Jesus emphasized that the two core principles of the Ten Commandments are: (1) to love God with our entire being, and (2) to love our neighbor the same way that we love ourselves. It is impossible to genuinely love our neighbor and neglect to address issues that impact our neighbor such as racial discrimination, injustice, oppression, and police brutality. Moreover, once be we begin to care for the person who is suffering from these issues, the power of love compels us to focus on the systemic causes of these problems. In other words, once you begin to care for the slave and to protect him from the injustices of the slave master, the power of love drives you further beyond the individual to confront the system that subjugates him. Consequently, you recognize that you need to do more than merely care for individual slaves, you need to protest for the abolition of slavery.

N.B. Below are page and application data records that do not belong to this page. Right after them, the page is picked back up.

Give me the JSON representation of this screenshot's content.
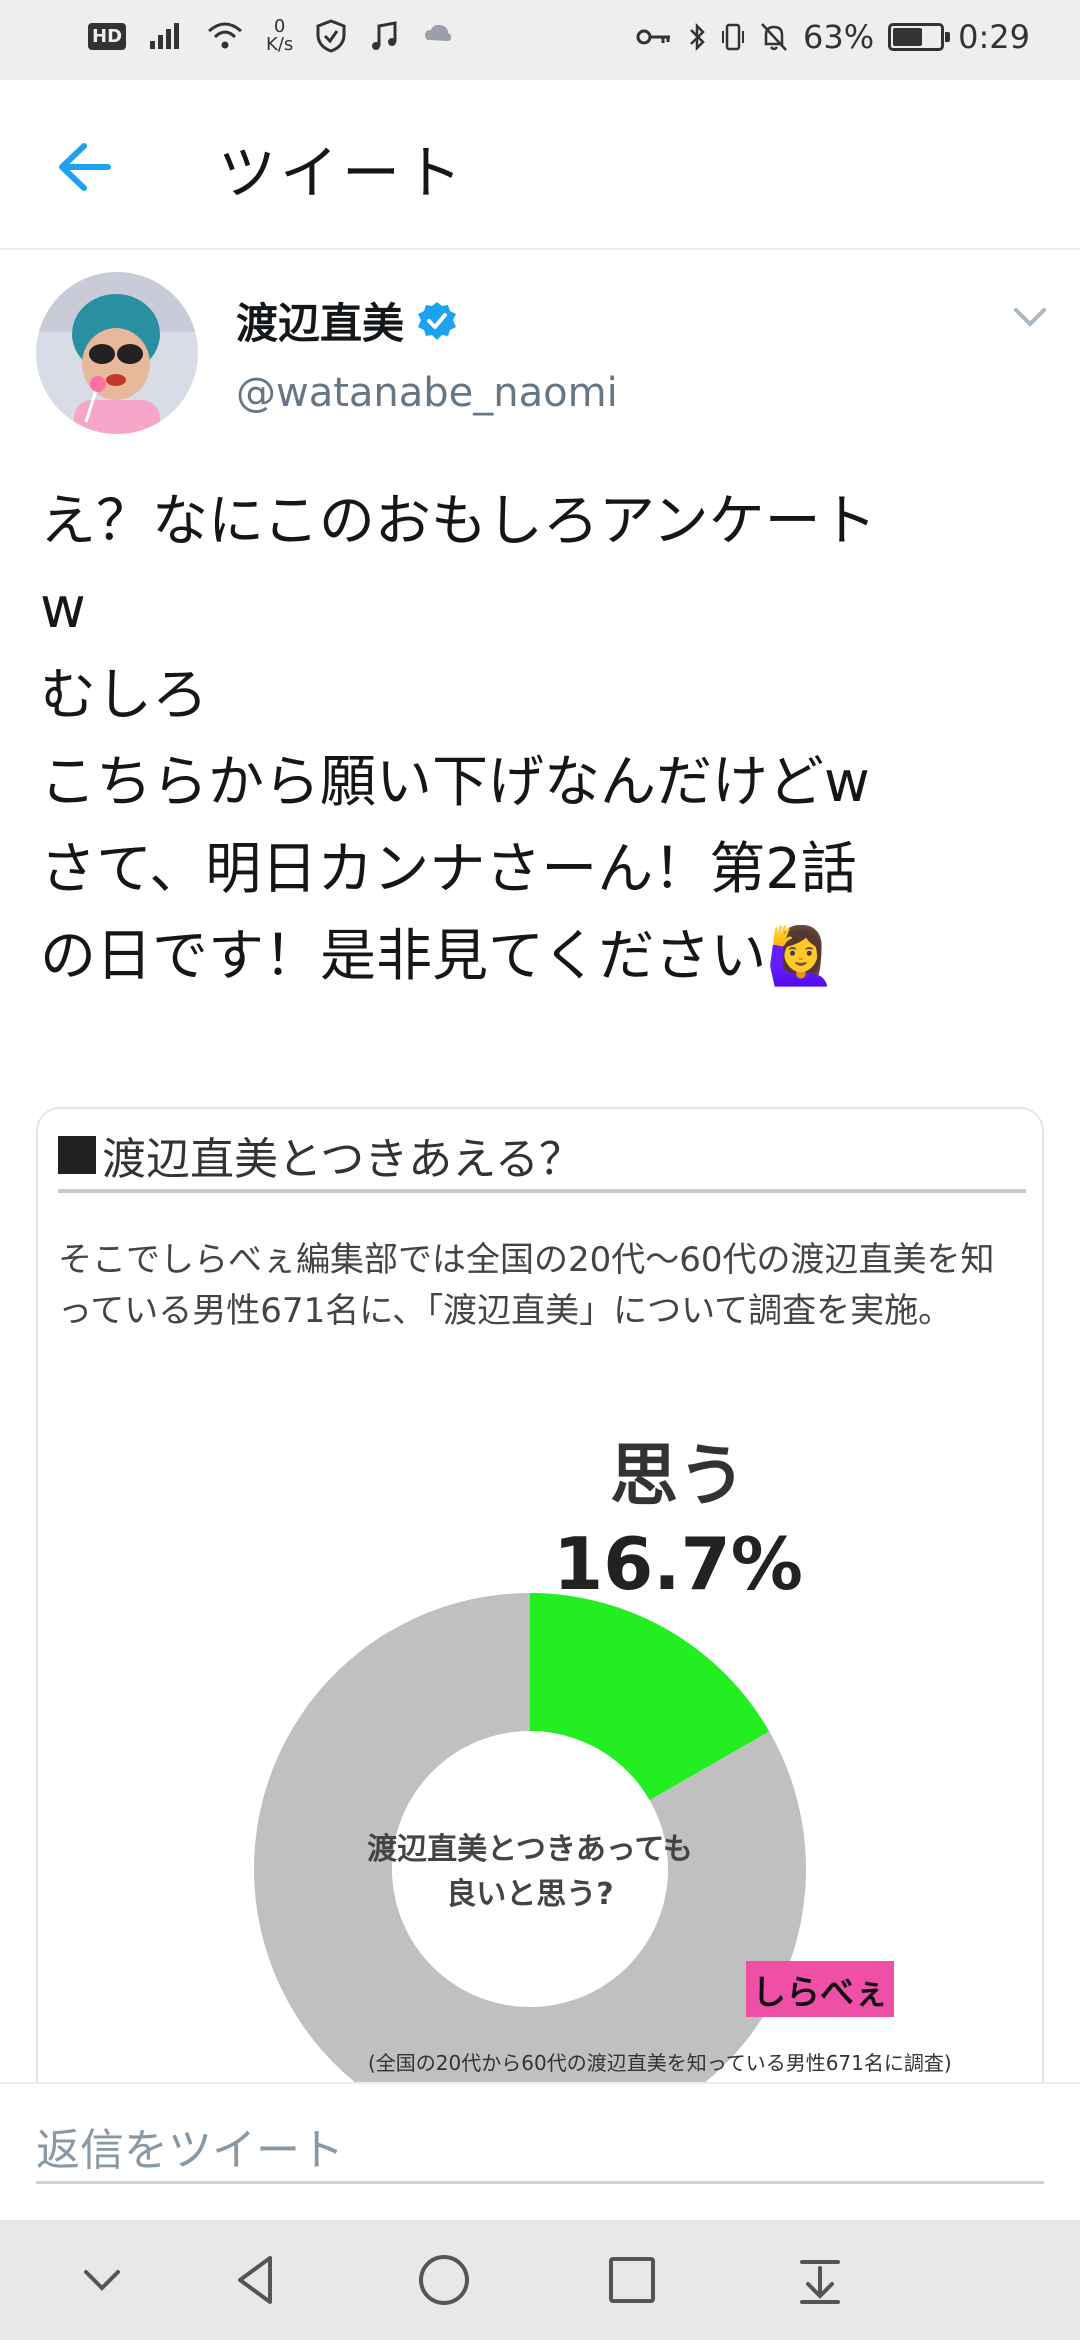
{
  "status_bar": {
    "hd": "HD",
    "speed_value": "0",
    "speed_unit": "K/s",
    "battery_percent": "63%",
    "battery_level": 0.63,
    "time": "0:29"
  },
  "header": {
    "title": "ツイート"
  },
  "tweet": {
    "display_name": "渡辺直美",
    "handle": "@watanabe_naomi",
    "text": "え？なにこのおもしろアンケート\nw\nむしろ\nこちらから願い下げなんだけどw\nさて、明日カンナさーん！第2話\nの日です！是非見てください🙋‍♀️"
  },
  "card": {
    "heading": "渡辺直美とつきあえる？",
    "body": "そこでしらべぇ編集部では全国の20代〜60代の渡辺直美を知っている男性671名に、「渡辺直美」について調査を実施。",
    "note": "(全国の20代から60代の渡辺直美を知っている男性671名に調査)",
    "logo": "しらべぇ"
  },
  "chart_data": {
    "type": "pie",
    "title": "渡辺直美とつきあっても良いと思う?",
    "slices": [
      {
        "label": "思う",
        "value": 16.7,
        "color": "#22ee22"
      },
      {
        "label": "",
        "value": 83.3,
        "color": "#c0c0c0"
      }
    ],
    "center_text_line1": "渡辺直美とつきあっても",
    "center_text_line2": "良いと思う?",
    "highlight_label": "思う",
    "highlight_value": "16.7%"
  },
  "reply": {
    "placeholder": "返信をツイート"
  },
  "colors": {
    "accent": "#1da1f2",
    "verified": "#1da1f2",
    "chart_highlight": "#22ee22",
    "chart_rest": "#c0c0c0"
  }
}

Ellen G. White encouraged Christians to do more than merely pray that the human rights of others be protected. In 1860, she boldly called on Adventist Christians to disobey the fugitive slave laws. Notice her statement: “The law of our land requiring us to deliver a slave to his master, we are not to obey; and we must abide the consequences of violating this law. The slave is not the property of any man.” (Testimonies for the Church, vol. 1, 202).
It seems clear to me that peaceful protests are not discouraged in the Bible or the writings of Ellen G. White. Again, not all protests are equal. I recommend targeted boycotts because they allow persons of faith to protest in a manner that can have maximum impact on the perpetrators of injustice while maintaining social distancing in this time of the Covid-19 pandemic; it also allows us to avoid scenes where a peaceful protest may be coopted by anarchists and others who seek violence, looting, and destruction of property. More can be said on this topic however time and space are limited. Suffice it to say: Let each person be persuaded by truth and the dictates of their own conscience. But if we err, let us err on the side of love and mercy.